Member Name: thingywhatsit
I Choose to Live - Sabine Dardenne
Advantages: A true story of abduction that can be used in educating children of danger
Disadvantages: The translated version is not as sympathetic as it could be
I have been reading rather a lot of books on the misfortunes of others and asked myself what merit there was to reading accounts of child abuse, such as are demonstrated in this book, written by a young girl that was abducted by one of Europe's most notorious pedophiles in 1996 at the age of 12, and kept in captivity for three months of her life.
The answer I came up with was that by reading books of this nature, what we give ourselves is an insight into what is happening in the world around us, and to help us keep an open mind and learn ways in which to recognize those things which could potentially harm children in our own environments.
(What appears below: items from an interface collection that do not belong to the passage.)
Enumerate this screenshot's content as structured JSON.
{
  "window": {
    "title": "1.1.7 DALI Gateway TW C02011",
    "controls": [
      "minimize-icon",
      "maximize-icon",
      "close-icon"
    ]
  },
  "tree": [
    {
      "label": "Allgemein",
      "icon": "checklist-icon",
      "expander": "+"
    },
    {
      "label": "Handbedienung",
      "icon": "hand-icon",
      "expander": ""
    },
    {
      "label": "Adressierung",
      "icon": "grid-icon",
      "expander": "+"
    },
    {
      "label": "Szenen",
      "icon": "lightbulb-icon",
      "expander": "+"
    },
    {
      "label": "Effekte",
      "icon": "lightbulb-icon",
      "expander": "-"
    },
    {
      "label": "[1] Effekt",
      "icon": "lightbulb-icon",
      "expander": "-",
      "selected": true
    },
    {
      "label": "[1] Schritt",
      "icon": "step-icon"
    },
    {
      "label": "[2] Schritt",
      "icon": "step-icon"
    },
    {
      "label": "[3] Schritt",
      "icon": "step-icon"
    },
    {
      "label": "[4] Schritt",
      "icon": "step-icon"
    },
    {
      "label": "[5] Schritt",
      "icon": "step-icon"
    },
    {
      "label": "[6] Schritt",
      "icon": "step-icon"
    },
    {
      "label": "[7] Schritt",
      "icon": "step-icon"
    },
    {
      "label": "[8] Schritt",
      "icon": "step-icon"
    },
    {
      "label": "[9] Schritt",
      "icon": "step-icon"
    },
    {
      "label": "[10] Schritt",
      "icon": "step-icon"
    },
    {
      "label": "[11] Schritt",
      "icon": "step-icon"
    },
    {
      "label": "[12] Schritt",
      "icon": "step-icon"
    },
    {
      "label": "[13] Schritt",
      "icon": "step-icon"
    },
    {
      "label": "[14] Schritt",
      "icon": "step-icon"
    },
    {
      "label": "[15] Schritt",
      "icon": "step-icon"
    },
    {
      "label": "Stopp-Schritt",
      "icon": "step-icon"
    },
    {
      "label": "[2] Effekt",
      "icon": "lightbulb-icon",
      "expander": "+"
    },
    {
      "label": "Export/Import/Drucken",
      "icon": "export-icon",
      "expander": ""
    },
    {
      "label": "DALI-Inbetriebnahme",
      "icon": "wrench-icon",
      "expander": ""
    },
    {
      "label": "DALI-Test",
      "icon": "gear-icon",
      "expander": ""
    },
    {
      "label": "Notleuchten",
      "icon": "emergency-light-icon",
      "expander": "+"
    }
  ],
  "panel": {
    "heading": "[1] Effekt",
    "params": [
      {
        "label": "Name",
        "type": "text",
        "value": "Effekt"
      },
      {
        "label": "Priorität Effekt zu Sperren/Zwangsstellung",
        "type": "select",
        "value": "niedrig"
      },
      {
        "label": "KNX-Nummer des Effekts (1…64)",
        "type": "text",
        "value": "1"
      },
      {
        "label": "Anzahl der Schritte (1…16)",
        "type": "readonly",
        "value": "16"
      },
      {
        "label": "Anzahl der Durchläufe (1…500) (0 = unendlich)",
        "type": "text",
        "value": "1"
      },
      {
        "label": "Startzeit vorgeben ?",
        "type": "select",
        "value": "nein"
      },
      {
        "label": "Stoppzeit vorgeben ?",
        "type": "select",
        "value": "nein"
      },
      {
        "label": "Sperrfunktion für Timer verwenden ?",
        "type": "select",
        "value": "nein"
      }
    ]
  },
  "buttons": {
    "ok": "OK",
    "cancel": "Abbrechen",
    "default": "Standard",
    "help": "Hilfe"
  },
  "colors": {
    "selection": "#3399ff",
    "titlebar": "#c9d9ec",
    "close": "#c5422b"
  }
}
Sabine Dardenne wrote this book originally in French. I have read both versions, and each have their merits and lessons in morality, though I have to say that the original book written by Sabine in her own language had more impact. She is not a professional writer, and writing the book was part of the healing process she found that she had to go through in order to continue with her life. It's not a comfortable read, parts of it make you wonder if she would have produced a better book had she employed an author, though what it does give you in either language is an account of the experience that she underwent, after being plucked from her bike on the way to school in the small Belgium town where she lived.
It could have been any child with a set routine. It wasn't. It was Sabine and through reading the story of her abduction, the treatment that she was made to endure, you can tell that although the book may have started the healing process, she still has a long way to go, and that the road that lies ahead of her was helped by the production of her account of what happened. Almost childlike in places, the book isn't as arduous as others that I have read in the same ilk. Of course the anger still throws itself from the page to the reader, although she has a right to be angry, having had her childhood taken away from her.
To tell you the story would spoil the read. It is a book though that I feel could help teen-aged children to be more vigilant, in that although her treatment by her captor was of a sexual nature, Sabine chose to keep her story suitable for readers of any age, though what makes me think that the trauma the child endured will take a long time to get over lies in what is missing from the text, and the parts of the story Sabine found too painful to tell, and that she relates only by showing letters that she wrote to her parents during her captivity, rather than refreshing them by the written word.
The English version I feel lacks in the translation, as certainly the original version gave more of the atmospheric description than the translation into English. It is always difficult to translate feelings and emotions, and here I feel that the translator dealt rather insensitively with the translation of what is a very raw, amateur and dramatic story.
It certainly is worth buying, certainly worthy of reading and sharing with children. Her tale shows hope because it is her way forward to a new life, one of acceptance of the things that have happened to her and her apt title of 'I Choose to Live' takes you into the realms of hope for victims of mistreatment and abuse.
Marc Dutroux is in prison. Sabine Dardenne decided that instead of living in the prison of remembrance of past evil, her only road forward was to write this book, and close a chapter of her life that will no doubt leave her scarred psychologically for a very long time to come. At less than six pounds, the book is a very worthwhile one to read.
Paperback: 224 pages
Publisher: Virago Press Ltd; New Ed edition (16 Jan 2006)
Summary: A book that shows a young lady attempting to move forward after abuse.